§ **YOUR INSTRUCTIONS**
Tell how many lines in the data below hold the string "title"; give nothing but the number.

[Saved data entries]
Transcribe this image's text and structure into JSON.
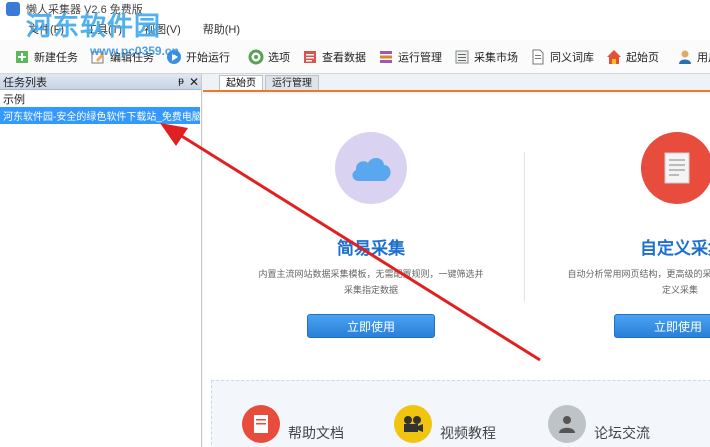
{
  "window": {
    "title": "懒人采集器 V2.6 免费版"
  },
  "watermark": {
    "text": "河东软件园",
    "url": "www.pc0359.cn"
  },
  "menu": [
    "文件(F)",
    "工具(T)",
    "视图(V)",
    "帮助(H)"
  ],
  "toolbar": {
    "new_task": "新建任务",
    "edit_task": "编辑任务",
    "start_run": "开始运行",
    "options": "选项",
    "view_data": "查看数据",
    "run_manage": "运行管理",
    "collect_market": "采集市场",
    "synonym_dict": "同义词库",
    "start_page": "起始页",
    "user_login": "用户登录"
  },
  "task_panel": {
    "title": "任务列表",
    "pin": "ᵽ",
    "close": "✕",
    "group": "示例",
    "item": "河东软件园-安全的绿色软件下载站_免费电脑软"
  },
  "tabs": [
    "起始页",
    "运行管理"
  ],
  "cards": [
    {
      "heading": "简易采集",
      "desc": "内置主流网站数据采集模板，无需配置规则，一键筛选并采集指定数据",
      "button": "立即使用"
    },
    {
      "heading": "自定义采集",
      "desc": "自动分析常用网页结构，更高级的采集功能，快速完成自定义采集",
      "button": "立即使用"
    }
  ],
  "bottom_links": [
    "帮助文档",
    "视频教程",
    "论坛交流"
  ],
  "colors": {
    "accent": "#3399ff",
    "heading": "#1a6fd0",
    "tab_border": "#e87a2c",
    "arrow": "#e02020"
  }
}
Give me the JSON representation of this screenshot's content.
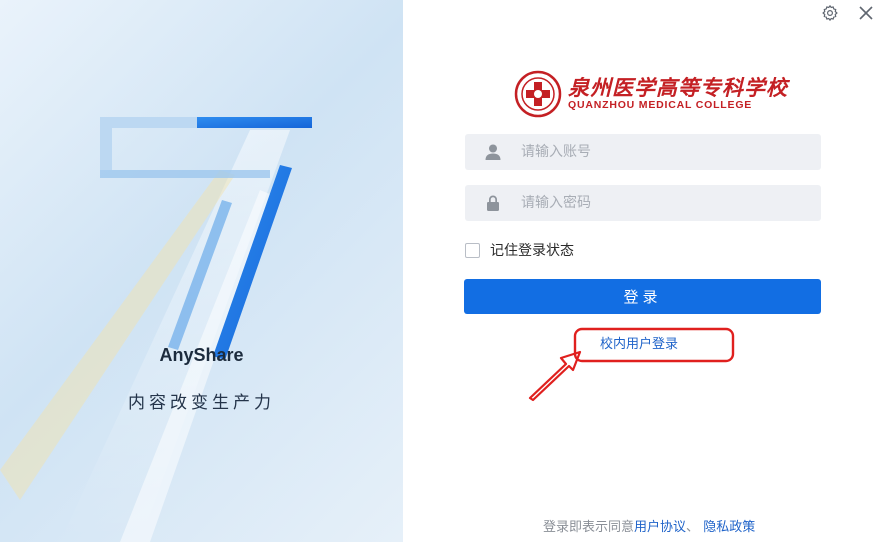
{
  "brand": {
    "name": "AnyShare",
    "slogan": "内容改变生产力"
  },
  "window": {
    "settings_icon": "gear-icon",
    "close_icon": "close-icon"
  },
  "logo": {
    "name_cn": "泉州医学高等专科学校",
    "name_en": "QUANZHOU MEDICAL COLLEGE",
    "color": "#c42024"
  },
  "login": {
    "username_placeholder": "请输入账号",
    "password_placeholder": "请输入密码",
    "remember_label": "记住登录状态",
    "remember_checked": false,
    "submit_label": "登录",
    "campus_login_link": "校内用户登录"
  },
  "footer": {
    "prefix": "登录即表示同意",
    "user_agreement": "用户协议",
    "separator": "、",
    "privacy_policy": "隐私政策"
  },
  "colors": {
    "primary": "#126ee3",
    "link": "#1f63c9",
    "annotation": "#e0201e"
  }
}
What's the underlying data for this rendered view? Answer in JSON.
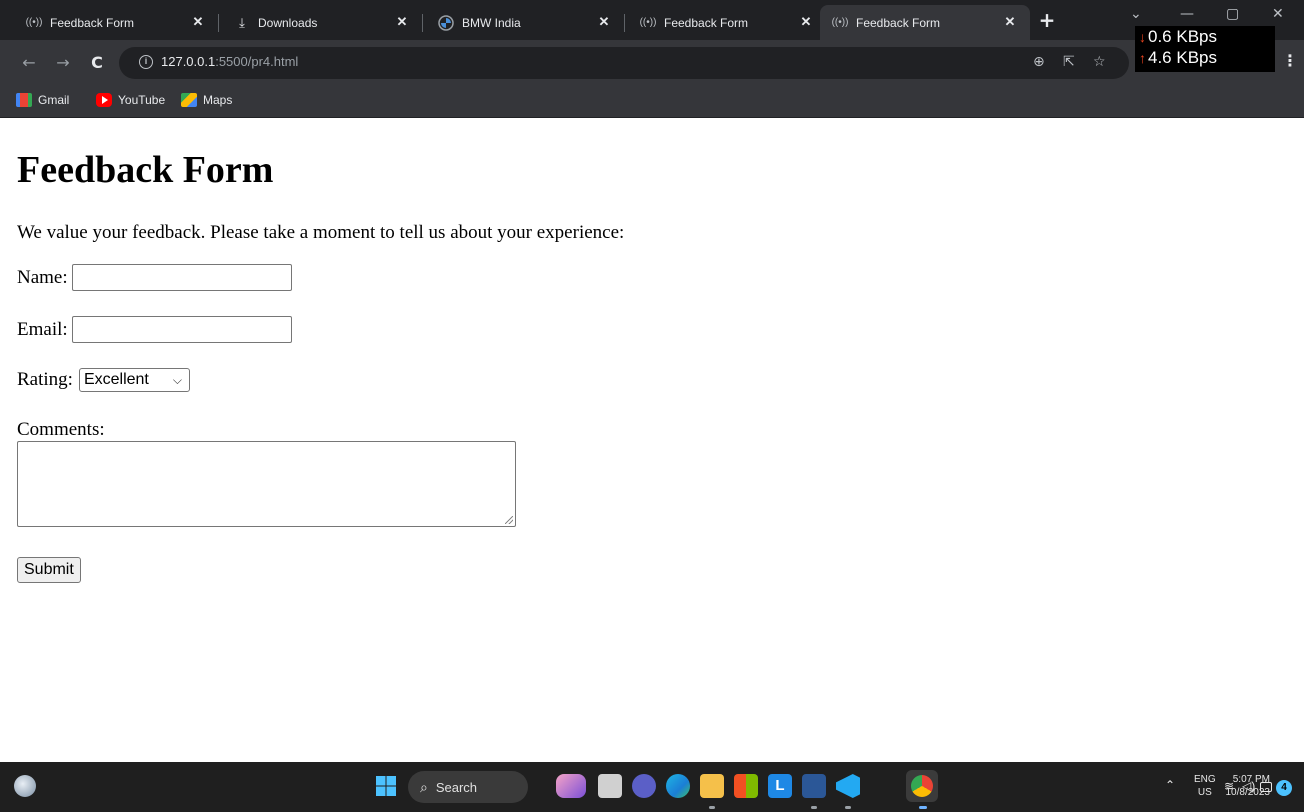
{
  "browser": {
    "tabs": [
      {
        "title": "Feedback Form",
        "icon": "radio-waves-icon",
        "active": false
      },
      {
        "title": "Downloads",
        "icon": "download-icon",
        "active": false
      },
      {
        "title": "BMW India",
        "icon": "bmw-logo-icon",
        "active": false
      },
      {
        "title": "Feedback Form",
        "icon": "radio-waves-icon",
        "active": false
      },
      {
        "title": "Feedback Form",
        "icon": "radio-waves-icon",
        "active": true
      }
    ],
    "address": {
      "host": "127.0.0.1",
      "path": ":5500/pr4.html"
    },
    "bookmarks": [
      {
        "label": "Gmail",
        "icon": "gmail-icon",
        "color": "#ea4335"
      },
      {
        "label": "YouTube",
        "icon": "youtube-icon",
        "color": "#ff0000"
      },
      {
        "label": "Maps",
        "icon": "maps-icon",
        "color": "#34a853"
      }
    ],
    "netmeter": {
      "down": "0.6 KBps",
      "up": "4.6 KBps"
    }
  },
  "page": {
    "heading": "Feedback Form",
    "intro": "We value your feedback. Please take a moment to tell us about your experience:",
    "fields": {
      "name_label": "Name:",
      "name_value": "",
      "email_label": "Email:",
      "email_value": "",
      "rating_label": "Rating:",
      "rating_selected": "Excellent",
      "comments_label": "Comments:",
      "comments_value": ""
    },
    "submit_label": "Submit"
  },
  "taskbar": {
    "search_label": "Search",
    "language": "ENG",
    "region": "US",
    "time": "5:07 PM",
    "date": "10/8/2023",
    "notification_count": "4"
  }
}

§ **RESPONSE AREA**
7